For my Expressive Typography course this past term, I tried a new project that worked "backwards" from our usual process. Normally, we work with both concept and form at the same time, attempting to marry the two in a way that builds meaning beyond the interpretation of the words themselves. And sometimes, with students, they get stuck on either form or concept, and they struggle to find a way to make both equally strong.
I wondered what would happen if I took away concept completely. What if they had to design only with form, playing with letters in a way that actually ignored the meaning of the words? I had a phrase in mind from the start that would be loaded with meaning in a way that may conflict with their free-form compositions, but I thought those juxtapositions may turn out to be interesting. And I liked the idea of struggling to marry two conflicting sets of meaning (the aesthetic and the semiotic), and accepting that some processes may fail, but the benefit was in the process of struggle itself.
In step one, the students were given "dummy type" of equal word and letter length to work with, and had 5 days to simply explore an aesthetic composition they liked. In step two, they substituted my phrase for their dummy type in a straight exchange. Step three involved reconciling for meaning, making adjustments to refine the composition, and preparing for presentation.
Overall, I was happy with the quality of the compositions in the end. However, there were some drawbacks to this way of working. Some students seemed to fall in love with their original experiments, and were resistant to making changes in step three. Others had such a chasm of meaning to cross that they simply were lost in how to refine, and really find much benefit to the final reconciliation process. I also discovered that my own description of this as a "triptych" left some students feeling restricted in what they could and couldn't do for the third piece. In the future, I believe it would be better to allow the third piece to stand alone as single composition and allow for more changes in the third phase.
Below are a few of the more interesting processes and compositions. The phrase was "Cash rules everything around me," obviously a lyric from the Wu Tang clan's C.R.E.A.M. off 36 Chambers, a song released before any of my students was born.
Above is a gallery of a few of the final pieces in the series.

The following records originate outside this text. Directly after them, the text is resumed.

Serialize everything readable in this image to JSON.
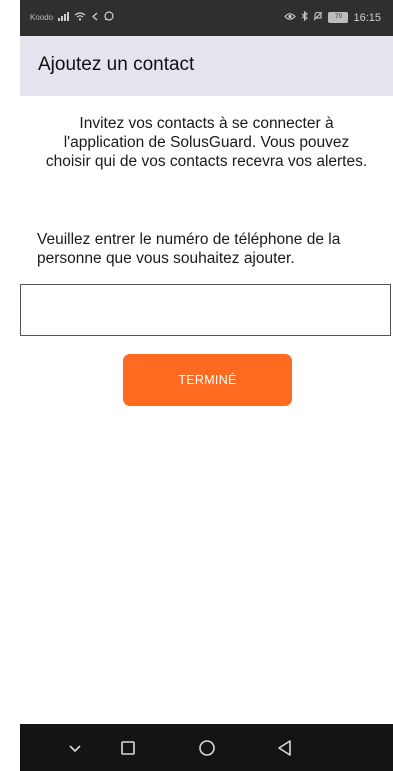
{
  "status_bar": {
    "carrier": "Koodo",
    "battery": "70",
    "time": "16:15",
    "left_icons": [
      "signal-icon",
      "wifi-icon",
      "cast-icon",
      "whatsapp-icon"
    ],
    "right_icons": [
      "eye-icon",
      "bluetooth-icon",
      "mute-icon",
      "battery-icon"
    ]
  },
  "header": {
    "title": "Ajoutez un contact",
    "background": "#e4e4ef"
  },
  "content": {
    "intro": "Invitez vos contacts à se connecter à l'application de SolusGuard. Vous pouvez choisir qui de vos contacts recevra vos alertes.",
    "instruction": "Veuillez entrer le numéro de téléphone de la personne que vous souhaitez ajouter.",
    "phone_input": {
      "value": "",
      "placeholder": ""
    },
    "done_button": {
      "label": "TERMINÉ",
      "color": "#ff6a21"
    }
  },
  "nav_bar": {
    "buttons": [
      "hide-keyboard-icon",
      "recents-icon",
      "home-icon",
      "back-icon"
    ]
  }
}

Pieces by Joan Cheung, Genna Mettler, Sydney Wisner, Phoenix Thompson, and Brooklyn Cochran.